    The Act also directs the BCPA to utilize the analysis recently developed by the FTC for determining whether an act is “abusive.”3 Before declaring an act to be “abusive,” the BCPA must find that it “(1) materially interferes with the ability of a consumer to understand a term or condition of a consumer financial product or service; or (2) takes unreasonable advantage of (a) a lack of understanding on the part of the consumer of the material risks, costs, or conditions of the product or service; (b) the inability of the consumer to protect the interests of the consumer in selecting or using a consumer financial product or service; or (c) the reasonable reliance by the consumer on a covered person to act in the interests of the consumer.”

    The Act directs the BCPA to investigate and respond to consumer complaints and authorizes the agency to require covered persons to respond to such investigations. The new law also allows consumers to make information and document requests directly to covered persons. Failure to respond to such requests, made either by the BCPA or consumers, is a “prohibited act “ that can subject violators to substantial penalties issued in administrative proceedings or in state or federal court actions.

    One of the most significant aspects of the Act is the implementation of extensive penalties for violations. Among the penalties available to the BCPA to respond to Act violations are:

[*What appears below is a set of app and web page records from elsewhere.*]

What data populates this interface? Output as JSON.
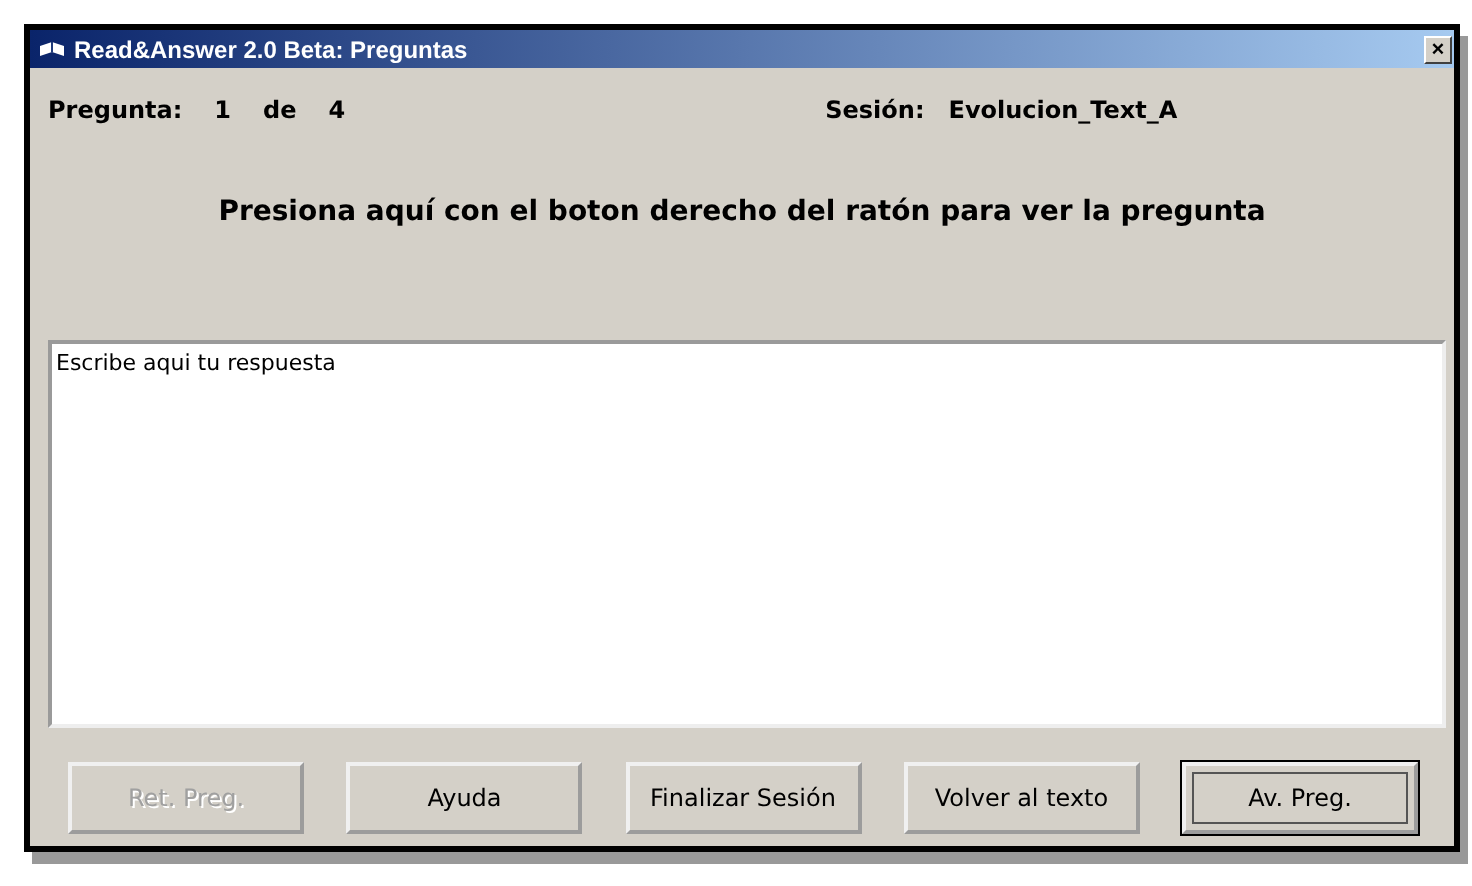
{
  "window": {
    "title": "Read&Answer 2.0 Beta: Preguntas",
    "close": "×"
  },
  "info": {
    "question_label": "Pregunta:",
    "question_number": "1",
    "of_label": "de",
    "question_total": "4",
    "session_label": "Sesión:",
    "session_name": "Evolucion_Text_A"
  },
  "prompt": "Presiona aquí con el boton derecho del ratón para ver la pregunta",
  "answer": {
    "value": "Escribe aqui tu respuesta"
  },
  "buttons": [
    {
      "label": "Ret. Preg.",
      "disabled": true,
      "default": false
    },
    {
      "label": "Ayuda",
      "disabled": false,
      "default": false
    },
    {
      "label": "Finalizar Sesión",
      "disabled": false,
      "default": false
    },
    {
      "label": "Volver al texto",
      "disabled": false,
      "default": false
    },
    {
      "label": "Av. Preg.",
      "disabled": false,
      "default": true
    }
  ]
}
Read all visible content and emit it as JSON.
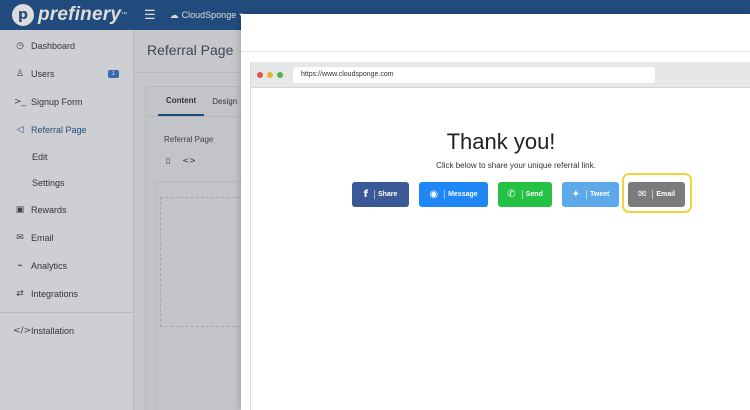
{
  "topbar": {
    "brand": "prefinery",
    "brand_tm": "™",
    "menu_icon": "☰",
    "account": "CloudSponge",
    "account_caret": "▾"
  },
  "sidebar": {
    "items": [
      {
        "icon": "◷",
        "label": "Dashboard"
      },
      {
        "icon": "♙",
        "label": "Users",
        "badge": "1"
      },
      {
        "icon": ">_",
        "label": "Signup Form"
      },
      {
        "icon": "◁",
        "label": "Referral Page"
      },
      {
        "label": "Edit"
      },
      {
        "label": "Settings"
      },
      {
        "icon": "▣",
        "label": "Rewards"
      },
      {
        "icon": "✉",
        "label": "Email"
      },
      {
        "icon": "⌁",
        "label": "Analytics"
      },
      {
        "icon": "⇄",
        "label": "Integrations"
      },
      {
        "icon": "</>",
        "label": "Installation"
      }
    ]
  },
  "main": {
    "title": "Referral Page",
    "tabs": [
      "Content",
      "Design"
    ],
    "card_label": "Referral Page",
    "tools": [
      "▯",
      "<>"
    ]
  },
  "browser": {
    "url": "https://www.cloudsponge.com"
  },
  "thankyou": {
    "title": "Thank you!",
    "subtitle": "Click below to share your unique referral link."
  },
  "share_buttons": [
    {
      "label": "Share",
      "icon": "f",
      "color": "#3b5997"
    },
    {
      "label": "Message",
      "icon": "◉",
      "color": "#1e86f5"
    },
    {
      "label": "Send",
      "icon": "✆",
      "color": "#25c145"
    },
    {
      "label": "Tweet",
      "icon": "✦",
      "color": "#5ea9ea"
    },
    {
      "label": "Email",
      "icon": "✉",
      "color": "#7b7b7b"
    }
  ],
  "highlight_color": "#f2d33f"
}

    • A full range of legal and equitable relief, including rescission or reformation of contracts, refund of monies or return of real property, restitution, disgorgement or compensation for unjust enrichment, payment of damages or other monetary relief, public notification regarding the violation, including the costs of notification, and limitations on the activities or functions of the person.
    • Civil penalties ranging from $5,000 to $1 million per day for each violation, depending on the violator’s subjective knowledge and intent
    • Referrals of criminal violations to the U.S. Attorney
    • Recovery of the government’s attorneys fees and costs

    Enforcement actions for violations of the Act may be brought against covered persons as well as their affiliates, related parties and other parties that provided “substantial assistance” to a covered person in engaging in an “unfair, deceptive or abusive act.”

    Unlike other federal statutes that preempt enforcement actions brought by state authorities on the same or similar grounds, the Act expressly authorizes state attorneys general to pursue civil or criminal enforcement actions based on violations of federal consumer financial laws, requiring only notification procedures to allow state and federal agencies to coordinate their efforts.

    In the Act’s six to 18 month implementation period, agencies that are currently responsible for enforcing existing consumer financial laws and supervising and monitoring companies under their respective statutory jurisdictions will continue to enforce those laws and regulate those companies. Upon a designated “transfer date” announced by the BCPA, these responsibilities will be shifted to the new agency.



    1 Section 5(a) of the FTC Act prohibits ‘‘unfair or deceptive acts or practices in or affecting commerce.’’ 15 U.S.C. § 45(a).
    2 Section 5(n) of the FTC Act provides: “The Commission shall have no authority ¿ to declare unlawful an act or practice on the grounds that such act or practice is unfair unless the act or practice causes or is likely to cause substantial injury to consumers which is not reasonably avoidable by consumers themselves and not outweighed by countervailing benefits to consumers or to competition. 15 U.S.C. § 45(n).
    3 The “abusive” standard appears to have its roots in rules initially promulgated by the FTC pursuant to the Telemarketing and Consumer Fraud and Abuse Prevention Act (“TCPA”), 15 U.S.C. § 6101-6108. Although there does not appear to be any statutory or case authority addressing this new standard, the FTC has employed the “abusive” standard derived from the TCPA to prohibit advance fees from being charged to consumers for credit repair services, recovery services, advance fee loans, and, most recently, debt relief services.